  1. Have a High School Diploma

Some states expect applicants for certification be able to “speak, read, and write the English language,” and a few require that a candidate have attained at least a high school diploma or GED. As a pest control exterminator, you will require basic skills in math, writing, and chemistry. Knowing the identity and biology of pests is important for this career as well.

  1. Acquire Pest Control Training and Get On-The-Job Training

After earning a high school diploma, you may need to complete some pest control training. Employers often provide pest controller training programs covering pesticide application and key aspects of the job like managing rodents and termites.

Such programs usually take approximately three months to complete. Depending on the nature of their training program, new pest control technicians may have the opportunity to practice their skills in facilities designed to replicate real-world settings like hotels and restaurants.

After you must have completed a pest control training program, you will undergo hands-on training through your employer. You will likely work as an apprentice and be supervised by a licensed specialist. After you complete your apprenticeship, you will be eligible to sit for your certification exam.

Have it in mind that training courses are commonly available at a state’s Cooperative Extension department, community colleges, employers, or pesticide companies. There also are companies who do nothing but teach pest control training courses. Sometimes, these companies are managed by retired exterminators.

The cost of these courses can vary from literally free to several thousand dollars, with the majority falling somewhere in between. There are also many good pest control training books that will help you improve both your knowledge of pest control and your chances of passing the licensing examinations.

  1. Obtain Licensure

Pest control technicians must be licensed in most states. To become licensed, most states require that technicians receive training and pass an exam. In most states, applicants for certification as pest control exterminators must pass at least two written examinations.

One (commonly called the “Core” exam) tests the candidate’s mastery of basic concepts common to all pesticide applications such as knowledge of rules and regulations, record keeping, the ability to read and comprehend label instructions, mastery of the math needed to properly mix and apply chemicals, and knowledge of the procedures to be followed in the event of a spill or other emergency.

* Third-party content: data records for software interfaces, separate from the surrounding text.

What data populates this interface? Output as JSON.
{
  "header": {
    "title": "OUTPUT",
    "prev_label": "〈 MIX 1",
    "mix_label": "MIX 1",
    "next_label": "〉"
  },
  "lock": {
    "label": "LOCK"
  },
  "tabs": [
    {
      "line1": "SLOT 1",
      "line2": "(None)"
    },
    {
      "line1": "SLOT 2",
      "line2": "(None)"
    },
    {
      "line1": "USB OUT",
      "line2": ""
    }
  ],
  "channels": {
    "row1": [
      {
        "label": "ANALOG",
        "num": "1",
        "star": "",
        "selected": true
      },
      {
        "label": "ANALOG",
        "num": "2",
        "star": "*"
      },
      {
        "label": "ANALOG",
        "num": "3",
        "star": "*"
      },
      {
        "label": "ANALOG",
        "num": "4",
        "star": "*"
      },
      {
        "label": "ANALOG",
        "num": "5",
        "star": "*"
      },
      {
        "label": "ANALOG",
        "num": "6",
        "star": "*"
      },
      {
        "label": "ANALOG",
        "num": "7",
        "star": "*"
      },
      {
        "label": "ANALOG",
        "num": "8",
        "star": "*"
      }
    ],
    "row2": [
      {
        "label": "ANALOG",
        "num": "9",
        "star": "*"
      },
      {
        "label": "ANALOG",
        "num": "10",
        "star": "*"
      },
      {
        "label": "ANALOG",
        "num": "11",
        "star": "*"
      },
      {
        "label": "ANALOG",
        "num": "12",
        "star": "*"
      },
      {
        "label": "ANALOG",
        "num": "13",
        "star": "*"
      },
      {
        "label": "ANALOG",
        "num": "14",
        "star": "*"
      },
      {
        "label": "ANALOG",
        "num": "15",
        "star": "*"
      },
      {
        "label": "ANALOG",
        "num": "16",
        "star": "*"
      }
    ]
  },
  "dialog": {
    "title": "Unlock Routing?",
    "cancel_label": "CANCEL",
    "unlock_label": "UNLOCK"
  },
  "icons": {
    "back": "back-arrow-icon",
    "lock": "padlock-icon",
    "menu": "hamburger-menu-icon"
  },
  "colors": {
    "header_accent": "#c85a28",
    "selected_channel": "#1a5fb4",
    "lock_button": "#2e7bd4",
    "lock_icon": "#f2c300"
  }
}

The second written test is commonly called a “Category” examination, and specializes more on factors specific to the type of pest control the candidate wishes to practice. Remember that the category tests measure things such as the candidate’s ability to properly identify pests common within the specialty, special safety considerations for that type of pest control, and how to select and apply pesticides commonly used in that specialty.

Some states also require that individuals pass the Core examination before they’re allowed to work under the license of another person who is not physically present on the job. In a few states, oral or practical examinations also are required.

  1. Get a Job and Complete Continuing Education

You can search and get jobs through online job boards, company websites, and through your pest control training school. The National Pest Management Association maintains a list of pest control companies that may be hiring. You can also access their career centre as well to look for jobs.

Pest control exterminators also need to renew their licenses periodically; many states grant licenses valid for three to five years. To maintain licensure, states may require that exterminators complete continuing education courses before their licenses expire.

Continuing education pest control classes are available through a variety of pest control schools and institutions and on a range of topics. For instance, technicians can earn continuing education credits in forest, aquatic, or public health pest control. Recertification classes are often available online and usually have an associated fee.

Becoming a pest control exterminator mainly requires pest control training and licensure. With the industry experiencing quite a bit of employee turnover, jobs often become available as other exterminators leave to carve other career paths.